KNOXVILLE, Tenn. — The Mayor of Nashville is giving scooter companies an ultimatum: Take safety concerns more seriously--or get banned from the city.
This comes after a 26-year-old died after he was hit by a car while riding one. Scooters have been here in Knoxville for a few weeks.
"It's a lot more laid back to ride one here than in really heavy traffic areas," said tourist Kasey Hall. "I think Nashville should probably put a breathalyzer on the scooters."
In Knoxville, leaders and business owners hope something like that doesn't happen.
"I think scooters are going to be another thing that makes people come downtown because it's part of having a good time," said Preservation Pub owner Scott West.

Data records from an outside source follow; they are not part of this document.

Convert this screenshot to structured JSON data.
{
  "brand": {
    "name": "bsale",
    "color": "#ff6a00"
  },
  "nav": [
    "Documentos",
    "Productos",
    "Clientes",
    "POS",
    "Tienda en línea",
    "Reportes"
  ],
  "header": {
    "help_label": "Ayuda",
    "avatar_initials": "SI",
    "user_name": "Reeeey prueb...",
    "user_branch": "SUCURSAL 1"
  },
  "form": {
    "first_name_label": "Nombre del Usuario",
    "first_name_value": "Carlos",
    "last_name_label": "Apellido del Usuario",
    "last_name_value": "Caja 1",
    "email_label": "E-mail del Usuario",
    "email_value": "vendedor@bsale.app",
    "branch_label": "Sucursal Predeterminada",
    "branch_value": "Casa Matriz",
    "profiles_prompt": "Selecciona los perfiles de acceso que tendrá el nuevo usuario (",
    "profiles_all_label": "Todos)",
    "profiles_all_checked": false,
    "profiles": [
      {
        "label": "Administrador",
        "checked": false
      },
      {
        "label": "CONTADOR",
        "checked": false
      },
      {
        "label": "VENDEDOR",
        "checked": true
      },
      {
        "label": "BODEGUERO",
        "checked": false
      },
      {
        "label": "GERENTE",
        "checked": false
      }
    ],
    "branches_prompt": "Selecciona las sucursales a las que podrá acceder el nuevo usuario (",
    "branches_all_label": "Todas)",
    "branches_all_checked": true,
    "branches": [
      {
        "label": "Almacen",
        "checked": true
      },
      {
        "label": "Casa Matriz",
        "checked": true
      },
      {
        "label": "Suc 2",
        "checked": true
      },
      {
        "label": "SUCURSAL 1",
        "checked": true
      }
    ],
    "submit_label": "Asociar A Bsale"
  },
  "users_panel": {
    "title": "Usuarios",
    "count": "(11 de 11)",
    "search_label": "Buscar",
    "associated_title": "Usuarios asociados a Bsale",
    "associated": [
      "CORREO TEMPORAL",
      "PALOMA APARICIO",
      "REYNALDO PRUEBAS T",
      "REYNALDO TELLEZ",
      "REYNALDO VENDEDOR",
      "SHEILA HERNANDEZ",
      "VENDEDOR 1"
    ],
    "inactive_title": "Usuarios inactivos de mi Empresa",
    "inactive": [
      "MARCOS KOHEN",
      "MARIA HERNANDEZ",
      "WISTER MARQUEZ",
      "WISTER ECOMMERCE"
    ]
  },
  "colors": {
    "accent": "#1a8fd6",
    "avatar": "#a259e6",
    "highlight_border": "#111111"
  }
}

Still, leaders say they get complaints every day, mainly about safety concerns and riding scooters on sidewalks, which is against the rules.
"I'm concerned when I see most people are not wearing helmets," said 1st District City Councilwoman Stephanie Welch. "I would say virtually none of the scooter users are wearing helmets."
"My real impression is that they've really cluttered up our downtown," Crowne Plaza general manager Ken Knight said. "People are leaving them on the sidewalk out in front of the hotel and in the grass and in our driveway and we seem to be spending quite a little time moving them."
Both companies are under a year-long pilot contract with the city with a 30-day cancellation clause. The city says there can be up to 500 scooters in Knoxville.
"I also like the way that Knoxville is handling it, because we're really sort of controlling and moderating, testing it out, making sure that it's the way that we do it is the right way for our community," Welch said.
City leaders and business owners say they are pleased with the way the scooters are adding to tourism and attractions downtown, and they hope that sentiment stays that way.